- _About this exercise_
Scan the entries for the word "girl" and return every line that has it.
■ ■ ■ ■
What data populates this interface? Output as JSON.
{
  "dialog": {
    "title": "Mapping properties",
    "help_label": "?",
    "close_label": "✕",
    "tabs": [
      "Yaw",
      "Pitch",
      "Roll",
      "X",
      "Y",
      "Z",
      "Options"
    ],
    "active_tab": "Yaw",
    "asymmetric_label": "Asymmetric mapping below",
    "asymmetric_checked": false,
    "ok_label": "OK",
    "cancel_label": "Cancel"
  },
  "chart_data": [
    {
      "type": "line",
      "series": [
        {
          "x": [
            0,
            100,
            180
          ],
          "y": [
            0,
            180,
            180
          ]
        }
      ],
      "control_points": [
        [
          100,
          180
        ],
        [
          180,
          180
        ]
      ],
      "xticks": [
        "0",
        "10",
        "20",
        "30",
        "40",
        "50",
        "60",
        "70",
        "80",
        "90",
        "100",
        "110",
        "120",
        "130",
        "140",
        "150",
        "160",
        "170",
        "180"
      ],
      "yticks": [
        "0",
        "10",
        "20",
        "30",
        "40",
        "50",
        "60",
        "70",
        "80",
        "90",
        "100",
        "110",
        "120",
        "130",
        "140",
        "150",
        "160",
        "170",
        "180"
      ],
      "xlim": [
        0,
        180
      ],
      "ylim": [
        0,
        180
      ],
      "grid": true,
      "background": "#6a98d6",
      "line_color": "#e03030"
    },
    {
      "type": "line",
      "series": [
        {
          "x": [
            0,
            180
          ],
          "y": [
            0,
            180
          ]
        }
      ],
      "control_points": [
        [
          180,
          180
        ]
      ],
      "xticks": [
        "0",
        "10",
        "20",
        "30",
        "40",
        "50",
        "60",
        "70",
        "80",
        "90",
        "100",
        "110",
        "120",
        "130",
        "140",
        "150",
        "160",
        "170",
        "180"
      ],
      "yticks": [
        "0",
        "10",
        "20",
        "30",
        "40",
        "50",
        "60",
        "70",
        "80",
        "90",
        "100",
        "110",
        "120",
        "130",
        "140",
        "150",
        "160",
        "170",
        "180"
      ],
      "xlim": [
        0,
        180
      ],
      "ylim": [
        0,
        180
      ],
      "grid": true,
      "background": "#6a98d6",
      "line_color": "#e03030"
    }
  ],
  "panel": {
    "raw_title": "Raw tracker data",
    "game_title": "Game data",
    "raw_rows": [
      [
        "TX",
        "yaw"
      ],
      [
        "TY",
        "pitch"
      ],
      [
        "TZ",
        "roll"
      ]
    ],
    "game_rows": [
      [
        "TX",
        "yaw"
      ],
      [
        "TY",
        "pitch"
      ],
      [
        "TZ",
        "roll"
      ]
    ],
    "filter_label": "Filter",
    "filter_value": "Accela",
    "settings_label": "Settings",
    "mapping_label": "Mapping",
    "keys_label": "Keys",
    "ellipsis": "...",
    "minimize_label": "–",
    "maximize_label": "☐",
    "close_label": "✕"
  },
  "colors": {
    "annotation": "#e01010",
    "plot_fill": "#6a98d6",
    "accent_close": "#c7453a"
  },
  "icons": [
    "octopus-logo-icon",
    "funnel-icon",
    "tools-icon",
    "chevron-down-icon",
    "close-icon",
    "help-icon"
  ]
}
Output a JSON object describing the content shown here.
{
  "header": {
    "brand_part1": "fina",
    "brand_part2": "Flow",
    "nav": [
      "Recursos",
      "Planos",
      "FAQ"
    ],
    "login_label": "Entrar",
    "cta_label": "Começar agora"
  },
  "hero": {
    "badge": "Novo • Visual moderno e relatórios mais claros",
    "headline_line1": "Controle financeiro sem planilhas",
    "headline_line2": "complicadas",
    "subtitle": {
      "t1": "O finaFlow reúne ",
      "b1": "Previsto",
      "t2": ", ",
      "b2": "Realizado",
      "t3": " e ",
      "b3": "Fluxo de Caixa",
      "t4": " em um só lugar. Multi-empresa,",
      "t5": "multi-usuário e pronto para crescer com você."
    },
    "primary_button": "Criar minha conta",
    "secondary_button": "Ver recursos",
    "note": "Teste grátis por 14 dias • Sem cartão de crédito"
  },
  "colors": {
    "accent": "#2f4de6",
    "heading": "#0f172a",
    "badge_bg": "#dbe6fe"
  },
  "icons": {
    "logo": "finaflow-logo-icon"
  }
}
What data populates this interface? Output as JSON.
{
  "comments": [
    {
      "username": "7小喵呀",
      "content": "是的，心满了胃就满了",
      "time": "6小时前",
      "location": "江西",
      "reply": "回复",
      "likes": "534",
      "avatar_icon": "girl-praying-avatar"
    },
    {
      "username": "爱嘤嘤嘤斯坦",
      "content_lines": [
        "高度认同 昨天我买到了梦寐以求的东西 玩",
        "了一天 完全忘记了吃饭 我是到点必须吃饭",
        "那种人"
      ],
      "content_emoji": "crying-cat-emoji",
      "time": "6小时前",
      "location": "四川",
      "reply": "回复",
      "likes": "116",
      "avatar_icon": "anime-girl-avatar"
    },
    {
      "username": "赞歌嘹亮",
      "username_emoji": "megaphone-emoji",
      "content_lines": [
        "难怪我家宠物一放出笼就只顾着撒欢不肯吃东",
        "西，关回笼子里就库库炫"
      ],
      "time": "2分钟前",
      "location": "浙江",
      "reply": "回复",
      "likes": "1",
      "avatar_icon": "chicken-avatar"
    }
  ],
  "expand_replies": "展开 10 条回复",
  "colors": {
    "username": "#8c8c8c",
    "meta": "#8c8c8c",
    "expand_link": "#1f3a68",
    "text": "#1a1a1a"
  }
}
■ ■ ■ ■
- _Answer to this task_
      "avatar_icon": "girl-praying-avatar"
      "avatar_icon": "anime-girl-avatar"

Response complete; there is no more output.